## REQUIRED WORK
From the listing below, copy each line where "price" occurs.

## RECORD SET
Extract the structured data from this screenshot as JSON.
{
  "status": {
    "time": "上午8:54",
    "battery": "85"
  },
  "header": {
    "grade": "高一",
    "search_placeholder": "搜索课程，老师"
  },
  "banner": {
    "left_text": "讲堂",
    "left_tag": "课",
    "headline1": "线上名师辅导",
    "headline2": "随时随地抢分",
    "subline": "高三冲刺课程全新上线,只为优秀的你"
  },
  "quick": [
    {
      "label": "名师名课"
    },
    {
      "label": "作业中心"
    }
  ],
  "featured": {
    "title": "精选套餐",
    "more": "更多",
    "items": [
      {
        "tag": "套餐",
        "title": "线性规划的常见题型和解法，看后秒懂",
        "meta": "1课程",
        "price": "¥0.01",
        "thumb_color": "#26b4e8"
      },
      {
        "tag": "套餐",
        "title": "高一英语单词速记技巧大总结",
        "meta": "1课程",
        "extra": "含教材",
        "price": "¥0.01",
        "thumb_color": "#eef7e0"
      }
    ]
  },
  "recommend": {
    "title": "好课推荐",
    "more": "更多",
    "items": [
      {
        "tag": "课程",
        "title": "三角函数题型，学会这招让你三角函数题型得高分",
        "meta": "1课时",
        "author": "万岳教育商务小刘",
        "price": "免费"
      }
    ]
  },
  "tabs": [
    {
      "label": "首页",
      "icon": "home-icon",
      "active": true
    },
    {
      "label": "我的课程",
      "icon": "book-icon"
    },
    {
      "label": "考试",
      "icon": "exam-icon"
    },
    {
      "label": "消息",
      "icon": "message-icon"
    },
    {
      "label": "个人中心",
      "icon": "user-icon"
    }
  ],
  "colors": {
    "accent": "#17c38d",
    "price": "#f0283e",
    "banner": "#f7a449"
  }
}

## OUTPUT OF THE EXERCISE
        "price": "¥0.01",
        "price": "¥0.01",
        "price": "免费"
    "price": "#f0283e",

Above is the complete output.